__THE TASK__: Every line of the records that contains the string "Ports" counts once; give the total and nothing else.

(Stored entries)
════════
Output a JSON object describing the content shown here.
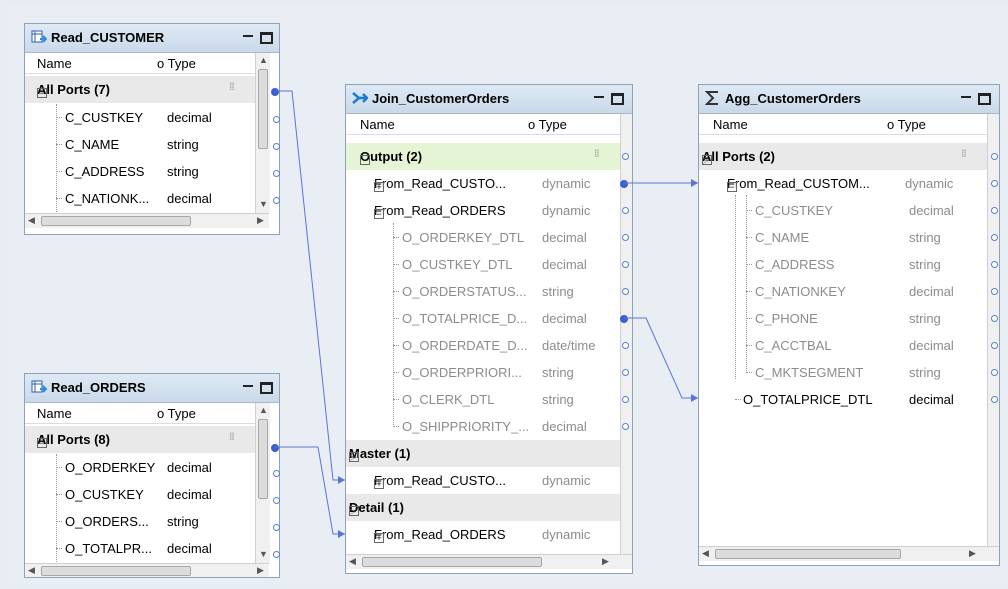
{
  "read_customer": {
    "title": "Read_CUSTOMER",
    "col_name": "Name",
    "col_type": "Type",
    "group": "All Ports (7)",
    "rows": [
      {
        "name": "C_CUSTKEY",
        "type": "decimal"
      },
      {
        "name": "C_NAME",
        "type": "string"
      },
      {
        "name": "C_ADDRESS",
        "type": "string"
      },
      {
        "name": "C_NATIONK...",
        "type": "decimal"
      }
    ]
  },
  "read_orders": {
    "title": "Read_ORDERS",
    "col_name": "Name",
    "col_type": "Type",
    "group": "All Ports (8)",
    "rows": [
      {
        "name": "O_ORDERKEY",
        "type": "decimal"
      },
      {
        "name": "O_CUSTKEY",
        "type": "decimal"
      },
      {
        "name": "O_ORDERS...",
        "type": "string"
      },
      {
        "name": "O_TOTALPR...",
        "type": "decimal"
      }
    ]
  },
  "join": {
    "title": "Join_CustomerOrders",
    "col_name": "Name",
    "col_type": "Type",
    "output_group": "Output (2)",
    "out_rows": [
      {
        "name": "From_Read_CUSTO...",
        "type": "dynamic"
      },
      {
        "name": "From_Read_ORDERS",
        "type": "dynamic"
      }
    ],
    "sub_rows": [
      {
        "name": "O_ORDERKEY_DTL",
        "type": "decimal"
      },
      {
        "name": "O_CUSTKEY_DTL",
        "type": "decimal"
      },
      {
        "name": "O_ORDERSTATUS...",
        "type": "string"
      },
      {
        "name": "O_TOTALPRICE_D...",
        "type": "decimal"
      },
      {
        "name": "O_ORDERDATE_D...",
        "type": "date/time"
      },
      {
        "name": "O_ORDERPRIORI...",
        "type": "string"
      },
      {
        "name": "O_CLERK_DTL",
        "type": "string"
      },
      {
        "name": "O_SHIPPRIORITY_...",
        "type": "decimal"
      }
    ],
    "master_group": "Master (1)",
    "master_row": {
      "name": "From_Read_CUSTO...",
      "type": "dynamic"
    },
    "detail_group": "Detail (1)",
    "detail_row": {
      "name": "From_Read_ORDERS",
      "type": "dynamic"
    }
  },
  "agg": {
    "title": "Agg_CustomerOrders",
    "col_name": "Name",
    "col_type": "Type",
    "group": "All Ports (2)",
    "parent_row": {
      "name": "From_Read_CUSTOM...",
      "type": "dynamic"
    },
    "sub_rows": [
      {
        "name": "C_CUSTKEY",
        "type": "decimal"
      },
      {
        "name": "C_NAME",
        "type": "string"
      },
      {
        "name": "C_ADDRESS",
        "type": "string"
      },
      {
        "name": "C_NATIONKEY",
        "type": "decimal"
      },
      {
        "name": "C_PHONE",
        "type": "string"
      },
      {
        "name": "C_ACCTBAL",
        "type": "decimal"
      },
      {
        "name": "C_MKTSEGMENT",
        "type": "string"
      }
    ],
    "last_row": {
      "name": "O_TOTALPRICE_DTL",
      "type": "decimal"
    }
  },
  "colors": {
    "link": "#5b74d8",
    "output_group_bg": "#e6f4d6",
    "group_bg": "#e9e9e9"
  },
  "icons": [
    "read-source-icon",
    "joiner-icon",
    "aggregator-icon"
  ]
}
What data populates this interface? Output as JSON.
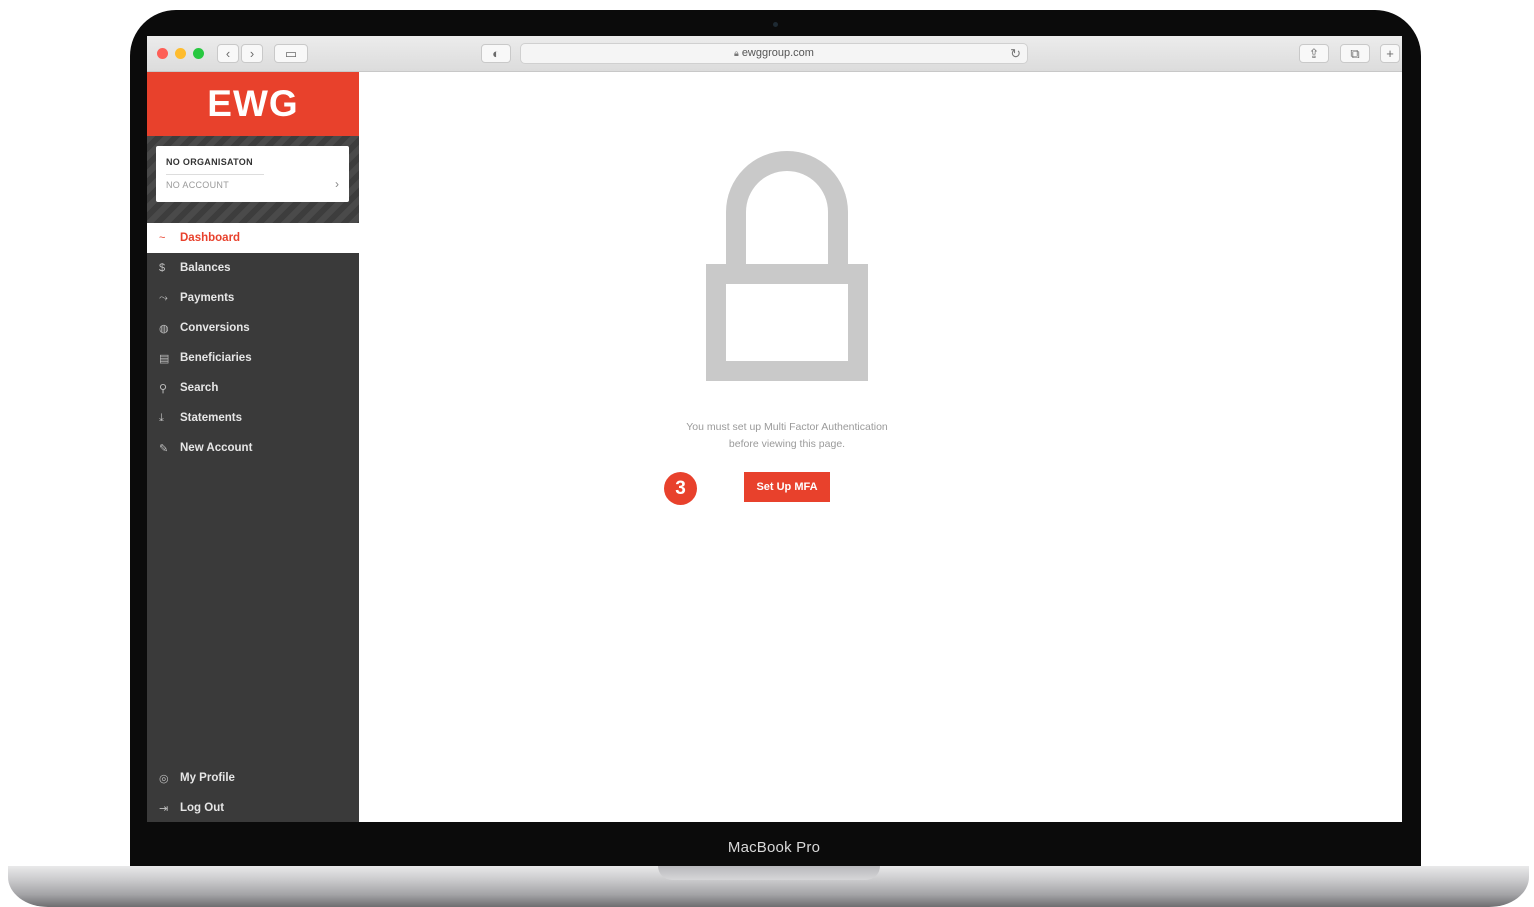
{
  "browser": {
    "url": "ewggroup.com",
    "back_icon": "chevron-left-icon",
    "forward_icon": "chevron-right-icon"
  },
  "brand": {
    "logo_text": "EWG",
    "color": "#e8412c"
  },
  "organisation": {
    "name": "NO ORGANISATON",
    "account": "NO ACCOUNT"
  },
  "sidebar": {
    "items": [
      {
        "label": "Dashboard",
        "icon": "~",
        "active": true
      },
      {
        "label": "Balances",
        "icon": "$"
      },
      {
        "label": "Payments",
        "icon": "⤳"
      },
      {
        "label": "Conversions",
        "icon": "◍"
      },
      {
        "label": "Beneficiaries",
        "icon": "▤"
      },
      {
        "label": "Search",
        "icon": "⚲"
      },
      {
        "label": "Statements",
        "icon": "⤓"
      },
      {
        "label": "New Account",
        "icon": "✎"
      }
    ],
    "bottom_items": [
      {
        "label": "My Profile",
        "icon": "◎"
      },
      {
        "label": "Log Out",
        "icon": "⇥"
      }
    ]
  },
  "main": {
    "message_line1": "You must set up Multi Factor Authentication",
    "message_line2": "before viewing this page.",
    "button_label": "Set Up MFA",
    "step_number": "3"
  },
  "device": {
    "label": "MacBook Pro"
  }
}
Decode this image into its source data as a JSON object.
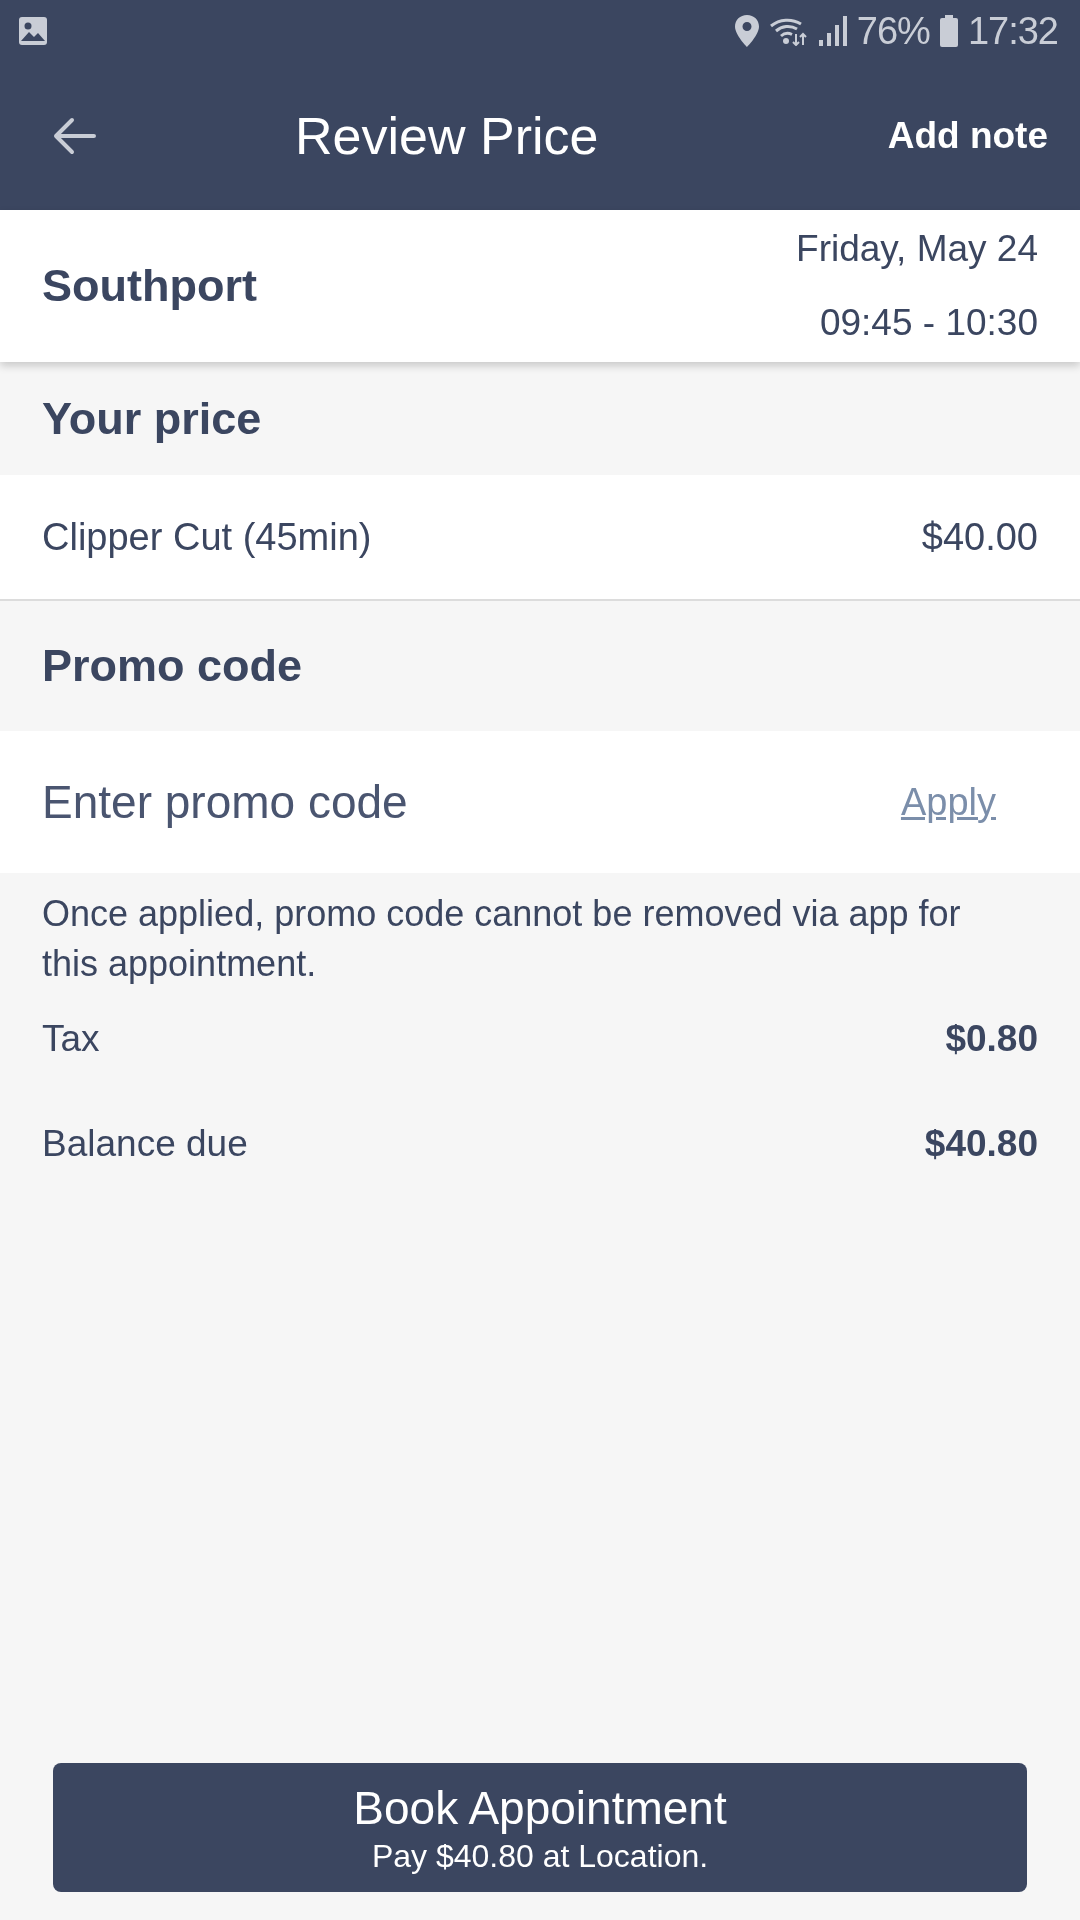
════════
__EXERCISE SOLUTION__: 3